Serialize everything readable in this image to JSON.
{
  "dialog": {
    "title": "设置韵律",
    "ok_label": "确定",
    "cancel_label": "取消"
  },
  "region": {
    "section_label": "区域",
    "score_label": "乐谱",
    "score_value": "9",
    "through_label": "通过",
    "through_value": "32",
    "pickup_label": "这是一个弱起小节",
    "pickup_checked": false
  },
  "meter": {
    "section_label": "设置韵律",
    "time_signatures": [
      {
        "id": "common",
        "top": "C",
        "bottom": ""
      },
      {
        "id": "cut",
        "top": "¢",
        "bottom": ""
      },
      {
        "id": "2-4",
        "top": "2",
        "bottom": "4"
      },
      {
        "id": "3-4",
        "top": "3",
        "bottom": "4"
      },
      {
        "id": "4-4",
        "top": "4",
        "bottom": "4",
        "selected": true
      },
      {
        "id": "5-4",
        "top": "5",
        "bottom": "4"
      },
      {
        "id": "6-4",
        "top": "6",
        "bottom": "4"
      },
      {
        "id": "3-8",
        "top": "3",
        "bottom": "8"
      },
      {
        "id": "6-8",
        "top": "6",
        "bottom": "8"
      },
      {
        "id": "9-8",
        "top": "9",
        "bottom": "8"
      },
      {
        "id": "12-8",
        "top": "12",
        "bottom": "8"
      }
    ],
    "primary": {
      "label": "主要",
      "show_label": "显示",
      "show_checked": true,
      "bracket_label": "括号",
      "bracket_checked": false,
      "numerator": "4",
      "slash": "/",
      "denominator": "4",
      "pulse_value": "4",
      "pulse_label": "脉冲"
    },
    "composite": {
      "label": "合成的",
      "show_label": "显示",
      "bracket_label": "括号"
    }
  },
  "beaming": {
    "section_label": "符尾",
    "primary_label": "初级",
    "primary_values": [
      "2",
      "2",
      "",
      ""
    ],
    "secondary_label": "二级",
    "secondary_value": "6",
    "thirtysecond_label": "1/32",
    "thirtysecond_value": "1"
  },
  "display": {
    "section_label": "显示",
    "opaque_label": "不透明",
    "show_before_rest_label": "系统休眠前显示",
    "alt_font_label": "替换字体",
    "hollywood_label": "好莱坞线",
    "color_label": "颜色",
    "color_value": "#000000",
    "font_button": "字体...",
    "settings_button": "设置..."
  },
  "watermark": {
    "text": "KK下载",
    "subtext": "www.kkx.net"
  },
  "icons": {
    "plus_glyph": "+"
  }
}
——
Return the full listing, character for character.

Serialize everything readable in this image to JSON.
{
  "dialog": {
    "title": "设置韵律",
    "ok_label": "确定",
    "cancel_label": "取消"
  },
  "region": {
    "section_label": "区域",
    "score_label": "乐谱",
    "score_value": "9",
    "through_label": "通过",
    "through_value": "32",
    "pickup_label": "这是一个弱起小节",
    "pickup_checked": false
  },
  "meter": {
    "section_label": "设置韵律",
    "time_signatures": [
      {
        "id": "common",
        "top": "C",
        "bottom": ""
      },
      {
        "id": "cut",
        "top": "¢",
        "bottom": ""
      },
      {
        "id": "2-4",
        "top": "2",
        "bottom": "4"
      },
      {
        "id": "3-4",
        "top": "3",
        "bottom": "4"
      },
      {
        "id": "4-4",
        "top": "4",
        "bottom": "4",
        "selected": true
      },
      {
        "id": "5-4",
        "top": "5",
        "bottom": "4"
      },
      {
        "id": "6-4",
        "top": "6",
        "bottom": "4"
      },
      {
        "id": "3-8",
        "top": "3",
        "bottom": "8"
      },
      {
        "id": "6-8",
        "top": "6",
        "bottom": "8"
      },
      {
        "id": "9-8",
        "top": "9",
        "bottom": "8"
      },
      {
        "id": "12-8",
        "top": "12",
        "bottom": "8"
      }
    ],
    "primary": {
      "label": "主要",
      "show_label": "显示",
      "show_checked": true,
      "bracket_label": "括号",
      "bracket_checked": false,
      "numerator": "4",
      "slash": "/",
      "denominator": "4",
      "pulse_value": "4",
      "pulse_label": "脉冲"
    },
    "composite": {
      "label": "合成的",
      "show_label": "显示",
      "bracket_label": "括号"
    }
  },
  "beaming": {
    "section_label": "符尾",
    "primary_label": "初级",
    "primary_values": [
      "2",
      "2",
      "",
      ""
    ],
    "secondary_label": "二级",
    "secondary_value": "6",
    "thirtysecond_label": "1/32",
    "thirtysecond_value": "1"
  },
  "display": {
    "section_label": "显示",
    "opaque_label": "不透明",
    "show_before_rest_label": "系统休眠前显示",
    "alt_font_label": "替换字体",
    "hollywood_label": "好莱坞线",
    "color_label": "颜色",
    "color_value": "#000000",
    "font_button": "字体...",
    "settings_button": "设置..."
  },
  "watermark": {
    "text": "KK下载",
    "subtext": "www.kkx.net"
  },
  "icons": {
    "plus_glyph": "+"
  }
}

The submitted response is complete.